*** Extracted information ***
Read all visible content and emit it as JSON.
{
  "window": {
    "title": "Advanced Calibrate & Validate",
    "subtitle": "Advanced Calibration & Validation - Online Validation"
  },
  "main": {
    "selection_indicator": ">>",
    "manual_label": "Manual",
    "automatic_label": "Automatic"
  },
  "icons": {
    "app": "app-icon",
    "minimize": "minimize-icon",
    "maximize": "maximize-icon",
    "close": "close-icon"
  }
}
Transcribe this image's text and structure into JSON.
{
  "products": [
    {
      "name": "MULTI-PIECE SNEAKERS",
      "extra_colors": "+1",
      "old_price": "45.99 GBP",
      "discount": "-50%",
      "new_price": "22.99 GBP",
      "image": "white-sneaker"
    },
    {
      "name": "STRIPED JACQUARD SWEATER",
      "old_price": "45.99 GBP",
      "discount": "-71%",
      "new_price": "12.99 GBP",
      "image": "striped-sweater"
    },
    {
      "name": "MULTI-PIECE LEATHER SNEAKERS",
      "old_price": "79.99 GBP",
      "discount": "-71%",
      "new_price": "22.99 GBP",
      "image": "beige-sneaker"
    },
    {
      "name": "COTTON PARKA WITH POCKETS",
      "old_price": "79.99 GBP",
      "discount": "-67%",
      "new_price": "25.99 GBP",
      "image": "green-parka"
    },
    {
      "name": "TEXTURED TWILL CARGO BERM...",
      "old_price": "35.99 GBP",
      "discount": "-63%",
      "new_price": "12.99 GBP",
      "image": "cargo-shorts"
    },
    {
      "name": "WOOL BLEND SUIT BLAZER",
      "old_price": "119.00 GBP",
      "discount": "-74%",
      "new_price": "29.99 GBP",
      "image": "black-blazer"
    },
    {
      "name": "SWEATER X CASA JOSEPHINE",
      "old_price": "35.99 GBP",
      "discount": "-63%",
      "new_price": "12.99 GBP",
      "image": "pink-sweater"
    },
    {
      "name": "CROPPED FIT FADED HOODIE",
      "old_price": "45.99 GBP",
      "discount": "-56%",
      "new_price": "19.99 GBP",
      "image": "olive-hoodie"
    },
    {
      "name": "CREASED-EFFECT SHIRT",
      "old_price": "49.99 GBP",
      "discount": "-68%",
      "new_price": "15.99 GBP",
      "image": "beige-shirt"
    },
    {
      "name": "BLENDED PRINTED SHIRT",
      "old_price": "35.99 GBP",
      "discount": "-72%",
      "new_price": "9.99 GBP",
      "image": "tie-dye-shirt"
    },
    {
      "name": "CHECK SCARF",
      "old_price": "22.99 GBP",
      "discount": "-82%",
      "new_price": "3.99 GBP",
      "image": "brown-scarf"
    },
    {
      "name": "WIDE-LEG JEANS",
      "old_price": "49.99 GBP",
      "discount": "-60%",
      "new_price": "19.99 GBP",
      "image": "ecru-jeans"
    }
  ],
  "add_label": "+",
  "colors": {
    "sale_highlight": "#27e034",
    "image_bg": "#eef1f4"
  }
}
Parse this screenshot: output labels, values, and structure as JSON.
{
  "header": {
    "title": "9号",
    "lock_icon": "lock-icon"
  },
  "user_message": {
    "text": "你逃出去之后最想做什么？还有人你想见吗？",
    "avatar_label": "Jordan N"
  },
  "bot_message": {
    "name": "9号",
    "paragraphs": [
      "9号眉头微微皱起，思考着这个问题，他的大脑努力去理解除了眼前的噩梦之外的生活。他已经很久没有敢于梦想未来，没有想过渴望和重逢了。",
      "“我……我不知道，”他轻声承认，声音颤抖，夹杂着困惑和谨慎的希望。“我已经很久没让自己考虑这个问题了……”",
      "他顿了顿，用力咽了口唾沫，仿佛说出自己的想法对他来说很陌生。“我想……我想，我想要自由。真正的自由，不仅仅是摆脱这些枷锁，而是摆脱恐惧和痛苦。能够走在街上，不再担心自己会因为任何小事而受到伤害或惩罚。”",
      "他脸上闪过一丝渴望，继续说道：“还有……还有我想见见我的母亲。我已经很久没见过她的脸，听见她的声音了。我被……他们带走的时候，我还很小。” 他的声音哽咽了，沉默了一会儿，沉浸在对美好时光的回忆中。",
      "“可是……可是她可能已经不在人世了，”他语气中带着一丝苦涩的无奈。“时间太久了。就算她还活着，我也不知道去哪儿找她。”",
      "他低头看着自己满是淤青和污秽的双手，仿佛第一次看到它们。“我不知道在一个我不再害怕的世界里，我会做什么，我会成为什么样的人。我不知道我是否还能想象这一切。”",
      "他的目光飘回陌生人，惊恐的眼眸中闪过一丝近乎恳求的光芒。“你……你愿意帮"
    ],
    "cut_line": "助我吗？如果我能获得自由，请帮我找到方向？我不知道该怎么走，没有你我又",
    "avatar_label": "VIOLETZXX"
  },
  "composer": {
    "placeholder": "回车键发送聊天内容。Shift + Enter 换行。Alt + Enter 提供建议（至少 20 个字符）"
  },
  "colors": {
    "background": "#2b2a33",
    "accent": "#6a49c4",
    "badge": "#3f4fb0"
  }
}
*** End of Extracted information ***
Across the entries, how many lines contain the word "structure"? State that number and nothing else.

2